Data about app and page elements

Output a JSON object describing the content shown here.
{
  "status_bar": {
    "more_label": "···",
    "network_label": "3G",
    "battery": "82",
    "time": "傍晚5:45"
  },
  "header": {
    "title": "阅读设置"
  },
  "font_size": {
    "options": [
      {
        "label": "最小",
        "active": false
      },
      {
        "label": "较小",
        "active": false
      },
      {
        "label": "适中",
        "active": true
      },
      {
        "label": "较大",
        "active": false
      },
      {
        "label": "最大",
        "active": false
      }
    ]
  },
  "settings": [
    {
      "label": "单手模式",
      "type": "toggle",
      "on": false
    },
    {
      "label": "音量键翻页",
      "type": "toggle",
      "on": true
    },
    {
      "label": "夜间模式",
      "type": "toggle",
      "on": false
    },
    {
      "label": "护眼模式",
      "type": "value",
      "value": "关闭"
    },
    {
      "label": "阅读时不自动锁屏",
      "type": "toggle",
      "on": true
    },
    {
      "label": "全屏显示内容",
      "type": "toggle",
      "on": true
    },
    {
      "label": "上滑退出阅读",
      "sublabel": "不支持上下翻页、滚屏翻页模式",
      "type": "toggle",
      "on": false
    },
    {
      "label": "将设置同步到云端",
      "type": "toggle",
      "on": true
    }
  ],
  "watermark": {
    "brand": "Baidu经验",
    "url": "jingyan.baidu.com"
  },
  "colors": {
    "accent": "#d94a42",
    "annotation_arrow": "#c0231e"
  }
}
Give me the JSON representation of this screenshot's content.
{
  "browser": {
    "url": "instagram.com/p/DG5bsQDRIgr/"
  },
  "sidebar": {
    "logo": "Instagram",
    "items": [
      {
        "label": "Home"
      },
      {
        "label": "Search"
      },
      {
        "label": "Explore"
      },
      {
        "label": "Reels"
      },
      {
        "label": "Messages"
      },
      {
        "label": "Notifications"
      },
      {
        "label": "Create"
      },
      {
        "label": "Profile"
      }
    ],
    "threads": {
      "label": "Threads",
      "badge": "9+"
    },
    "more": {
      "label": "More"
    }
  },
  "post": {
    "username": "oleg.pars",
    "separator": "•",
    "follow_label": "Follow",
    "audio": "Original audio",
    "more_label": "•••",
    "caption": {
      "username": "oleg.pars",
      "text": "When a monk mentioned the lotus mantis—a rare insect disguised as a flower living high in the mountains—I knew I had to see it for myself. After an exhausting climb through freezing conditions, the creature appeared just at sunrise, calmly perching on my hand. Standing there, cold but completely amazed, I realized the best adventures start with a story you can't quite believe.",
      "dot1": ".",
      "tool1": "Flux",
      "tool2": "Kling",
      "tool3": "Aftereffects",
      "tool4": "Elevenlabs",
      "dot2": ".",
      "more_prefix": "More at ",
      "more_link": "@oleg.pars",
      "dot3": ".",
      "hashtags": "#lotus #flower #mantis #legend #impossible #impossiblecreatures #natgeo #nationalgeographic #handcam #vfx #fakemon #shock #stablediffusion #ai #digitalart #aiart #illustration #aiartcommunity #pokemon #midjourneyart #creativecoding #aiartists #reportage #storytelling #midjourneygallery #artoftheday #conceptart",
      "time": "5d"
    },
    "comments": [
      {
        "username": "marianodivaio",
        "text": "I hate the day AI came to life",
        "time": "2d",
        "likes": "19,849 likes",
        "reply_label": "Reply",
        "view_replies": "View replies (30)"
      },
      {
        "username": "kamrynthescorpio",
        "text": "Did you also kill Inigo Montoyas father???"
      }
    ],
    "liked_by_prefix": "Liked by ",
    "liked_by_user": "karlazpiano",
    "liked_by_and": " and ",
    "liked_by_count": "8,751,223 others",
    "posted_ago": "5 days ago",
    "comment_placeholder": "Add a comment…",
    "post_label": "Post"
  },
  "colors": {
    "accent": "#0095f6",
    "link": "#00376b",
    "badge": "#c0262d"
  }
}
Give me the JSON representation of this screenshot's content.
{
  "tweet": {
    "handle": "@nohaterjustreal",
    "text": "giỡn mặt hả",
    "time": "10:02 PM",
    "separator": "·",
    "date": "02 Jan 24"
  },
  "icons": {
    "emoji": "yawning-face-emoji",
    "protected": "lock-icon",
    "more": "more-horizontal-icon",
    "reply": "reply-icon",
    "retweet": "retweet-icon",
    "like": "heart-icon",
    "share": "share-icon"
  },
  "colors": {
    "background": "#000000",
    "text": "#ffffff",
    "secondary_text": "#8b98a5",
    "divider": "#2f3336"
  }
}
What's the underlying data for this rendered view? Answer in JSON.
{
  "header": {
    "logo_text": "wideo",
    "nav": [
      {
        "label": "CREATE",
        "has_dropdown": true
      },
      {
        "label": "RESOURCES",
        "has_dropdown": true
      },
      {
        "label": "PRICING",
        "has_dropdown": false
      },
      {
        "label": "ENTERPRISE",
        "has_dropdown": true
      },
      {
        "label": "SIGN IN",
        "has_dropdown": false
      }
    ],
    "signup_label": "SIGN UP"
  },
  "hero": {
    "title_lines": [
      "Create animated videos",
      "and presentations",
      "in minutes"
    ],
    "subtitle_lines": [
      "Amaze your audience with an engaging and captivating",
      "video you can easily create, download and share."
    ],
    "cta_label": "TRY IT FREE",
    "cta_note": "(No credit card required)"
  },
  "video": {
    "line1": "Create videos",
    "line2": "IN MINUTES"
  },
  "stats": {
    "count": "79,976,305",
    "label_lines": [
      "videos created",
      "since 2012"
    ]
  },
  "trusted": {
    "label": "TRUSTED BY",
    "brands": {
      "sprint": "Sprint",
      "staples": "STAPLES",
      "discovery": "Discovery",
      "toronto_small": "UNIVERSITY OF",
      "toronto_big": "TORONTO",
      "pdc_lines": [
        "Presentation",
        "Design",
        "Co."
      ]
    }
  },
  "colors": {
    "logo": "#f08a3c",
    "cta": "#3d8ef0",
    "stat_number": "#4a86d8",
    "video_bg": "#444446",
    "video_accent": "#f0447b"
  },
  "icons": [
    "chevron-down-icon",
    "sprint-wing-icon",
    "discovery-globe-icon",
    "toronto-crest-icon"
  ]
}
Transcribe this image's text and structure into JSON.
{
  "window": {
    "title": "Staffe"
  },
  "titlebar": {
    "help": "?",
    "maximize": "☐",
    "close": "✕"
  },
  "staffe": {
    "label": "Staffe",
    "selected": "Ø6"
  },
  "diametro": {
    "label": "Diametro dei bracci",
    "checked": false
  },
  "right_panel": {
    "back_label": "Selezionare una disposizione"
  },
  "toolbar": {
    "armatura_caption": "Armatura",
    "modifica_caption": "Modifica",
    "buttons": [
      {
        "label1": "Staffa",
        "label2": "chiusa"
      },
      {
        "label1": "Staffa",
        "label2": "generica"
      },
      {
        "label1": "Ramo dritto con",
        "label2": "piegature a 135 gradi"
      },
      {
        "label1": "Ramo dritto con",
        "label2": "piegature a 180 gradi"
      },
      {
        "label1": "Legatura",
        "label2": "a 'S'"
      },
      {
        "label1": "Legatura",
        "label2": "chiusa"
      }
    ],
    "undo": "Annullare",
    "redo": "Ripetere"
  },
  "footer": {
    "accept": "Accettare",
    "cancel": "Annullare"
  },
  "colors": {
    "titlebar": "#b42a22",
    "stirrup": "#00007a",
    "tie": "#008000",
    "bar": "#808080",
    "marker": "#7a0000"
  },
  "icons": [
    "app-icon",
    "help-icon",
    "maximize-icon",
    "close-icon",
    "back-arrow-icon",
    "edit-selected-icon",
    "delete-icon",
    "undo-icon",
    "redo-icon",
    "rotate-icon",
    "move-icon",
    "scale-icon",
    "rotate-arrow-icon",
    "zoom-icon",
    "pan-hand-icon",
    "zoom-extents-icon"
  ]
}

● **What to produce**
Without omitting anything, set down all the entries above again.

● **Exercise solution**
Output a JSON object describing the content shown here.
{
  "status_bar": {
    "more_label": "···",
    "network_label": "3G",
    "battery": "82",
    "time": "傍晚5:45"
  },
  "header": {
    "title": "阅读设置"
  },
  "font_size": {
    "options": [
      {
        "label": "最小",
        "active": false
      },
      {
        "label": "较小",
        "active": false
      },
      {
        "label": "适中",
        "active": true
      },
      {
        "label": "较大",
        "active": false
      },
      {
        "label": "最大",
        "active": false
      }
    ]
  },
  "settings": [
    {
      "label": "单手模式",
      "type": "toggle",
      "on": false
    },
    {
      "label": "音量键翻页",
      "type": "toggle",
      "on": true
    },
    {
      "label": "夜间模式",
      "type": "toggle",
      "on": false
    },
    {
      "label": "护眼模式",
      "type": "value",
      "value": "关闭"
    },
    {
      "label": "阅读时不自动锁屏",
      "type": "toggle",
      "on": true
    },
    {
      "label": "全屏显示内容",
      "type": "toggle",
      "on": true
    },
    {
      "label": "上滑退出阅读",
      "sublabel": "不支持上下翻页、滚屏翻页模式",
      "type": "toggle",
      "on": false
    },
    {
      "label": "将设置同步到云端",
      "type": "toggle",
      "on": true
    }
  ],
  "watermark": {
    "brand": "Baidu经验",
    "url": "jingyan.baidu.com"
  },
  "colors": {
    "accent": "#d94a42",
    "annotation_arrow": "#c0231e"
  }
}
Give me the JSON representation of this screenshot's content.
{
  "browser": {
    "url": "instagram.com/p/DG5bsQDRIgr/"
  },
  "sidebar": {
    "logo": "Instagram",
    "items": [
      {
        "label": "Home"
      },
      {
        "label": "Search"
      },
      {
        "label": "Explore"
      },
      {
        "label": "Reels"
      },
      {
        "label": "Messages"
      },
      {
        "label": "Notifications"
      },
      {
        "label": "Create"
      },
      {
        "label": "Profile"
      }
    ],
    "threads": {
      "label": "Threads",
      "badge": "9+"
    },
    "more": {
      "label": "More"
    }
  },
  "post": {
    "username": "oleg.pars",
    "separator": "•",
    "follow_label": "Follow",
    "audio": "Original audio",
    "more_label": "•••",
    "caption": {
      "username": "oleg.pars",
      "text": "When a monk mentioned the lotus mantis—a rare insect disguised as a flower living high in the mountains—I knew I had to see it for myself. After an exhausting climb through freezing conditions, the creature appeared just at sunrise, calmly perching on my hand. Standing there, cold but completely amazed, I realized the best adventures start with a story you can't quite believe.",
      "dot1": ".",
      "tool1": "Flux",
      "tool2": "Kling",
      "tool3": "Aftereffects",
      "tool4": "Elevenlabs",
      "dot2": ".",
      "more_prefix": "More at ",
      "more_link": "@oleg.pars",
      "dot3": ".",
      "hashtags": "#lotus #flower #mantis #legend #impossible #impossiblecreatures #natgeo #nationalgeographic #handcam #vfx #fakemon #shock #stablediffusion #ai #digitalart #aiart #illustration #aiartcommunity #pokemon #midjourneyart #creativecoding #aiartists #reportage #storytelling #midjourneygallery #artoftheday #conceptart",
      "time": "5d"
    },
    "comments": [
      {
        "username": "marianodivaio",
        "text": "I hate the day AI came to life",
        "time": "2d",
        "likes": "19,849 likes",
        "reply_label": "Reply",
        "view_replies": "View replies (30)"
      },
      {
        "username": "kamrynthescorpio",
        "text": "Did you also kill Inigo Montoyas father???"
      }
    ],
    "liked_by_prefix": "Liked by ",
    "liked_by_user": "karlazpiano",
    "liked_by_and": " and ",
    "liked_by_count": "8,751,223 others",
    "posted_ago": "5 days ago",
    "comment_placeholder": "Add a comment…",
    "post_label": "Post"
  },
  "colors": {
    "accent": "#0095f6",
    "link": "#00376b",
    "badge": "#c0262d"
  }
}
Give me the JSON representation of this screenshot's content.
{
  "tweet": {
    "handle": "@nohaterjustreal",
    "text": "giỡn mặt hả",
    "time": "10:02 PM",
    "separator": "·",
    "date": "02 Jan 24"
  },
  "icons": {
    "emoji": "yawning-face-emoji",
    "protected": "lock-icon",
    "more": "more-horizontal-icon",
    "reply": "reply-icon",
    "retweet": "retweet-icon",
    "like": "heart-icon",
    "share": "share-icon"
  },
  "colors": {
    "background": "#000000",
    "text": "#ffffff",
    "secondary_text": "#8b98a5",
    "divider": "#2f3336"
  }
}
What's the underlying data for this rendered view? Answer in JSON.
{
  "header": {
    "logo_text": "wideo",
    "nav": [
      {
        "label": "CREATE",
        "has_dropdown": true
      },
      {
        "label": "RESOURCES",
        "has_dropdown": true
      },
      {
        "label": "PRICING",
        "has_dropdown": false
      },
      {
        "label": "ENTERPRISE",
        "has_dropdown": true
      },
      {
        "label": "SIGN IN",
        "has_dropdown": false
      }
    ],
    "signup_label": "SIGN UP"
  },
  "hero": {
    "title_lines": [
      "Create animated videos",
      "and presentations",
      "in minutes"
    ],
    "subtitle_lines": [
      "Amaze your audience with an engaging and captivating",
      "video you can easily create, download and share."
    ],
    "cta_label": "TRY IT FREE",
    "cta_note": "(No credit card required)"
  },
  "video": {
    "line1": "Create videos",
    "line2": "IN MINUTES"
  },
  "stats": {
    "count": "79,976,305",
    "label_lines": [
      "videos created",
      "since 2012"
    ]
  },
  "trusted": {
    "label": "TRUSTED BY",
    "brands": {
      "sprint": "Sprint",
      "staples": "STAPLES",
      "discovery": "Discovery",
      "toronto_small": "UNIVERSITY OF",
      "toronto_big": "TORONTO",
      "pdc_lines": [
        "Presentation",
        "Design",
        "Co."
      ]
    }
  },
  "colors": {
    "logo": "#f08a3c",
    "cta": "#3d8ef0",
    "stat_number": "#4a86d8",
    "video_bg": "#444446",
    "video_accent": "#f0447b"
  },
  "icons": [
    "chevron-down-icon",
    "sprint-wing-icon",
    "discovery-globe-icon",
    "toronto-crest-icon"
  ]
}
Transcribe this image's text and structure into JSON.
{
  "window": {
    "title": "Staffe"
  },
  "titlebar": {
    "help": "?",
    "maximize": "☐",
    "close": "✕"
  },
  "staffe": {
    "label": "Staffe",
    "selected": "Ø6"
  },
  "diametro": {
    "label": "Diametro dei bracci",
    "checked": false
  },
  "right_panel": {
    "back_label": "Selezionare una disposizione"
  },
  "toolbar": {
    "armatura_caption": "Armatura",
    "modifica_caption": "Modifica",
    "buttons": [
      {
        "label1": "Staffa",
        "label2": "chiusa"
      },
      {
        "label1": "Staffa",
        "label2": "generica"
      },
      {
        "label1": "Ramo dritto con",
        "label2": "piegature a 135 gradi"
      },
      {
        "label1": "Ramo dritto con",
        "label2": "piegature a 180 gradi"
      },
      {
        "label1": "Legatura",
        "label2": "a 'S'"
      },
      {
        "label1": "Legatura",
        "label2": "chiusa"
      }
    ],
    "undo": "Annullare",
    "redo": "Ripetere"
  },
  "footer": {
    "accept": "Accettare",
    "cancel": "Annullare"
  },
  "colors": {
    "titlebar": "#b42a22",
    "stirrup": "#00007a",
    "tie": "#008000",
    "bar": "#808080",
    "marker": "#7a0000"
  },
  "icons": [
    "app-icon",
    "help-icon",
    "maximize-icon",
    "close-icon",
    "back-arrow-icon",
    "edit-selected-icon",
    "delete-icon",
    "undo-icon",
    "redo-icon",
    "rotate-icon",
    "move-icon",
    "scale-icon",
    "rotate-arrow-icon",
    "zoom-icon",
    "pan-hand-icon",
    "zoom-extents-icon"
  ]
}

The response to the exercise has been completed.